→ Task description
Lines in the entries below where the word "days" shows up should each be copied.

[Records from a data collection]
# # # #

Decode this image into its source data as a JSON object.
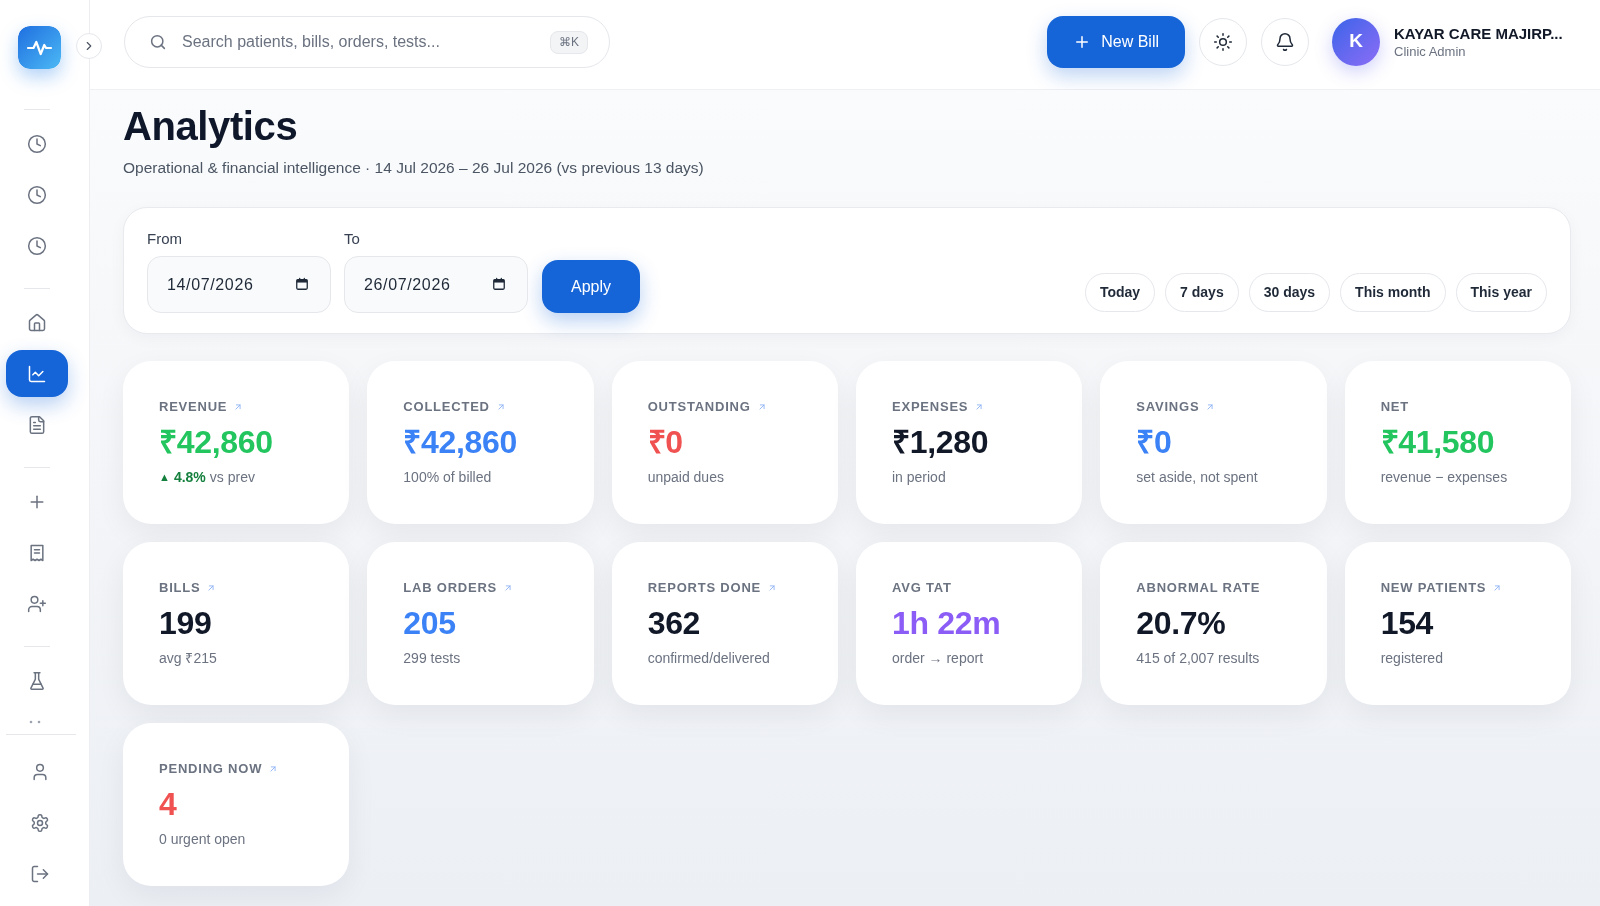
{
  "sidebar": {
    "groups": [
      {
        "items": [
          {
            "kind": "clock",
            "selected": false
          },
          {
            "kind": "clock",
            "selected": false
          },
          {
            "kind": "clock",
            "selected": false
          }
        ]
      },
      {
        "items": [
          {
            "kind": "home",
            "selected": false
          },
          {
            "kind": "chart",
            "selected": true
          },
          {
            "kind": "document",
            "selected": false
          }
        ]
      },
      {
        "items": [
          {
            "kind": "plus",
            "selected": false
          },
          {
            "kind": "receipt",
            "selected": false
          },
          {
            "kind": "adduser",
            "selected": false
          }
        ]
      },
      {
        "items": [
          {
            "kind": "flask",
            "selected": false
          }
        ]
      }
    ],
    "footer_items": [
      {
        "kind": "user",
        "selected": false
      },
      {
        "kind": "gear",
        "selected": false
      },
      {
        "kind": "logout",
        "selected": false
      }
    ]
  },
  "topbar": {
    "search": {
      "placeholder": "Search patients, bills, orders, tests...",
      "shortcut": "⌘K"
    },
    "new_bill_button": "New Bill",
    "user": {
      "initial": "K",
      "name": "KAYAR CARE MAJIRP...",
      "role": "Clinic Admin"
    }
  },
  "header": {
    "title": "Analytics",
    "subtitle": "Operational & financial intelligence · 14 Jul 2026 – 26 Jul 2026 (vs previous 13 days)"
  },
  "filters": {
    "from": {
      "label": "From",
      "value": "14/07/2026"
    },
    "to": {
      "label": "To",
      "value": "26/07/2026"
    },
    "apply_button": "Apply",
    "presets": [
      {
        "label": "Today",
        "selected": false
      },
      {
        "label": "7 days",
        "selected": false
      },
      {
        "label": "30 days",
        "selected": false
      },
      {
        "label": "This month",
        "selected": false
      },
      {
        "label": "This year",
        "selected": false
      }
    ]
  },
  "cards": [
    {
      "label": "REVENUE",
      "linked": true,
      "value": "₹42,860",
      "color": "#22c55e",
      "change": {
        "marker": "▲",
        "value": "4.8%"
      },
      "note": "vs prev"
    },
    {
      "label": "COLLECTED",
      "linked": true,
      "value": "₹42,860",
      "color": "#3b82f6",
      "note": "100% of billed"
    },
    {
      "label": "OUTSTANDING",
      "linked": true,
      "value": "₹0",
      "color": "#f05252",
      "note": "unpaid dues"
    },
    {
      "label": "EXPENSES",
      "linked": true,
      "value": "₹1,280",
      "color": "#111827",
      "note": "in period"
    },
    {
      "label": "SAVINGS",
      "linked": true,
      "value": "₹0",
      "color": "#3b82f6",
      "note": "set aside, not spent"
    },
    {
      "label": "NET",
      "linked": false,
      "value": "₹41,580",
      "color": "#22c55e",
      "note": "revenue − expenses"
    },
    {
      "label": "BILLS",
      "linked": true,
      "value": "199",
      "color": "#111827",
      "note": "avg ₹215"
    },
    {
      "label": "LAB ORDERS",
      "linked": true,
      "value": "205",
      "color": "#3b82f6",
      "note": "299 tests"
    },
    {
      "label": "REPORTS DONE",
      "linked": true,
      "value": "362",
      "color": "#111827",
      "note": "confirmed/delivered"
    },
    {
      "label": "AVG TAT",
      "linked": false,
      "value": "1h 22m",
      "color": "#8b5cf6",
      "note": "order → report"
    },
    {
      "label": "ABNORMAL RATE",
      "linked": false,
      "value": "20.7%",
      "color": "#111827",
      "note": "415 of 2,007 results"
    },
    {
      "label": "NEW PATIENTS",
      "linked": true,
      "value": "154",
      "color": "#111827",
      "note": "registered"
    },
    {
      "label": "PENDING NOW",
      "linked": true,
      "value": "4",
      "color": "#f05252",
      "note": "0 urgent open"
    }
  ]
}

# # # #

→ Solution for this problem
    "subtitle": "Operational & financial intelligence · 14 Jul 2026 – 26 Jul 2026 (vs previous 13 days)"
        "label": "7 days",
        "label": "30 days",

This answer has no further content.